> **Task goal**:
From the records, report how many lines hold the word "Choose", with the number as the sole reply.

Data about app and page elements

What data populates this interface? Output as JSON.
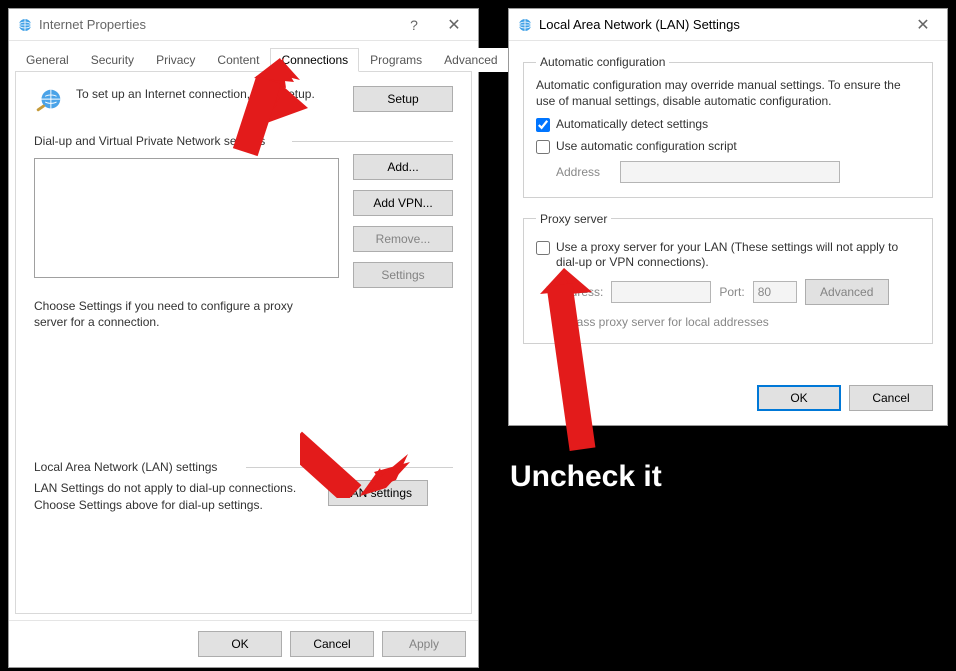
{
  "ip": {
    "title": "Internet Properties",
    "tabs": [
      "General",
      "Security",
      "Privacy",
      "Content",
      "Connections",
      "Programs",
      "Advanced"
    ],
    "active_tab": "Connections",
    "setup_text": "To set up an Internet connection, click Setup.",
    "setup_btn": "Setup",
    "dialup_legend": "Dial-up and Virtual Private Network settings",
    "add_btn": "Add...",
    "add_vpn_btn": "Add VPN...",
    "remove_btn": "Remove...",
    "settings_btn": "Settings",
    "choose_note": "Choose Settings if you need to configure a proxy server for a connection.",
    "lan_legend": "Local Area Network (LAN) settings",
    "lan_note": "LAN Settings do not apply to dial-up connections. Choose Settings above for dial-up settings.",
    "lan_btn": "LAN settings",
    "ok": "OK",
    "cancel": "Cancel",
    "apply": "Apply"
  },
  "lan": {
    "title": "Local Area Network (LAN) Settings",
    "auto_legend": "Automatic configuration",
    "auto_desc": "Automatic configuration may override manual settings.  To ensure the use of manual settings, disable automatic configuration.",
    "auto_detect": "Automatically detect settings",
    "auto_detect_checked": true,
    "use_script": "Use automatic configuration script",
    "use_script_checked": false,
    "addr_label": "Address",
    "addr_value": "",
    "proxy_legend": "Proxy server",
    "use_proxy": "Use a proxy server for your LAN (These settings will not apply to dial-up or VPN connections).",
    "use_proxy_checked": false,
    "proxy_addr_label": "Address:",
    "proxy_addr_value": "",
    "port_label": "Port:",
    "port_value": "80",
    "advanced_btn": "Advanced",
    "bypass": "Bypass proxy server for local addresses",
    "ok": "OK",
    "cancel": "Cancel"
  },
  "annotation": {
    "uncheck": "Uncheck it"
  }
}
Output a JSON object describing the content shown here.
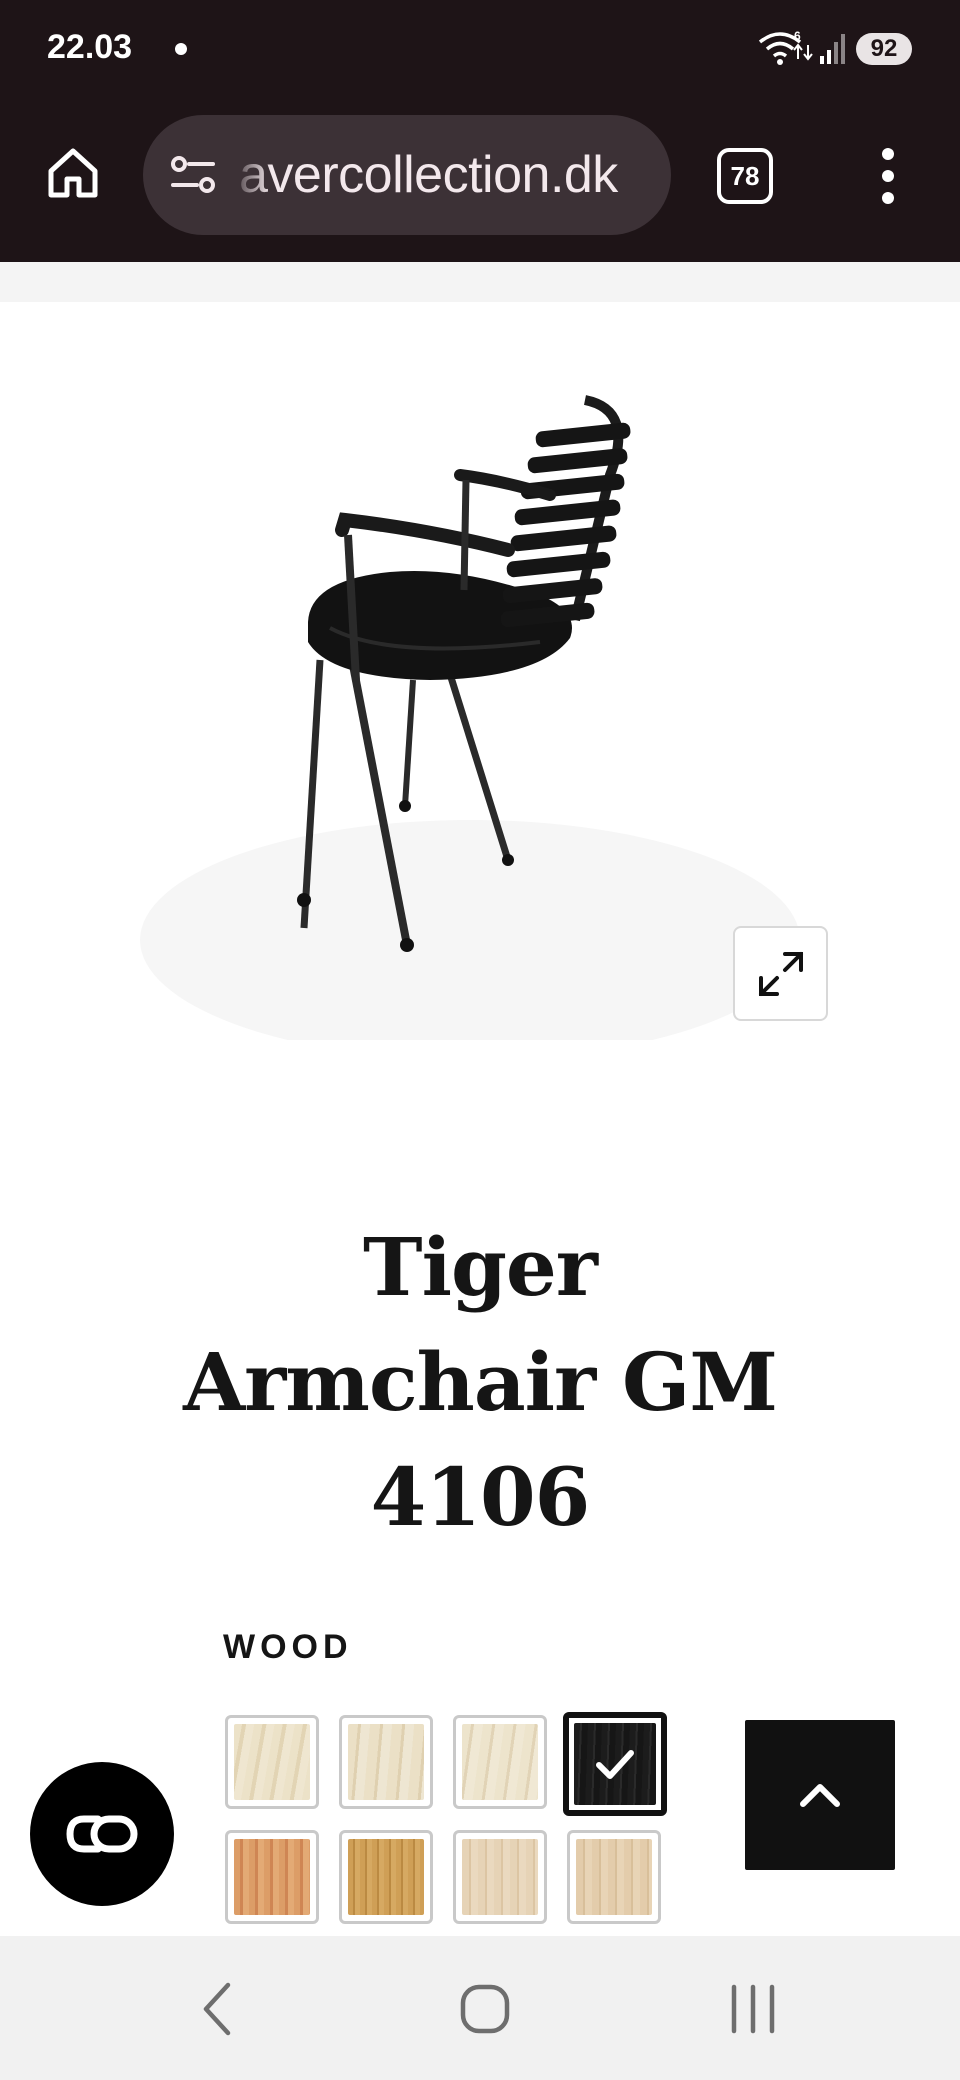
{
  "status_bar": {
    "time": "22.03",
    "battery": "92"
  },
  "browser": {
    "url_text": "avercollection.dk",
    "tab_count": "78"
  },
  "product": {
    "title_lines": [
      "Tiger",
      "Armchair GM",
      "4106"
    ]
  },
  "options": {
    "wood_label": "WOOD",
    "swatches": [
      {
        "name": "white-maple",
        "color": "#e8dcc0",
        "selected": false
      },
      {
        "name": "white-maple-2",
        "color": "#e6d9c0",
        "selected": false
      },
      {
        "name": "white-maple-3",
        "color": "#e9dec6",
        "selected": false
      },
      {
        "name": "black",
        "color": "#1a1a1a",
        "selected": true
      },
      {
        "name": "cherry",
        "color": "#d99a63",
        "selected": false
      },
      {
        "name": "oak",
        "color": "#c99a52",
        "selected": false
      },
      {
        "name": "ash",
        "color": "#e3cfb0",
        "selected": false
      },
      {
        "name": "beech",
        "color": "#e0c8a6",
        "selected": false
      }
    ]
  },
  "colors": {
    "chrome": "#1e1417",
    "url_pill": "#3c3136",
    "accent_dark": "#111111"
  }
}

> **Answer to this problem**:
2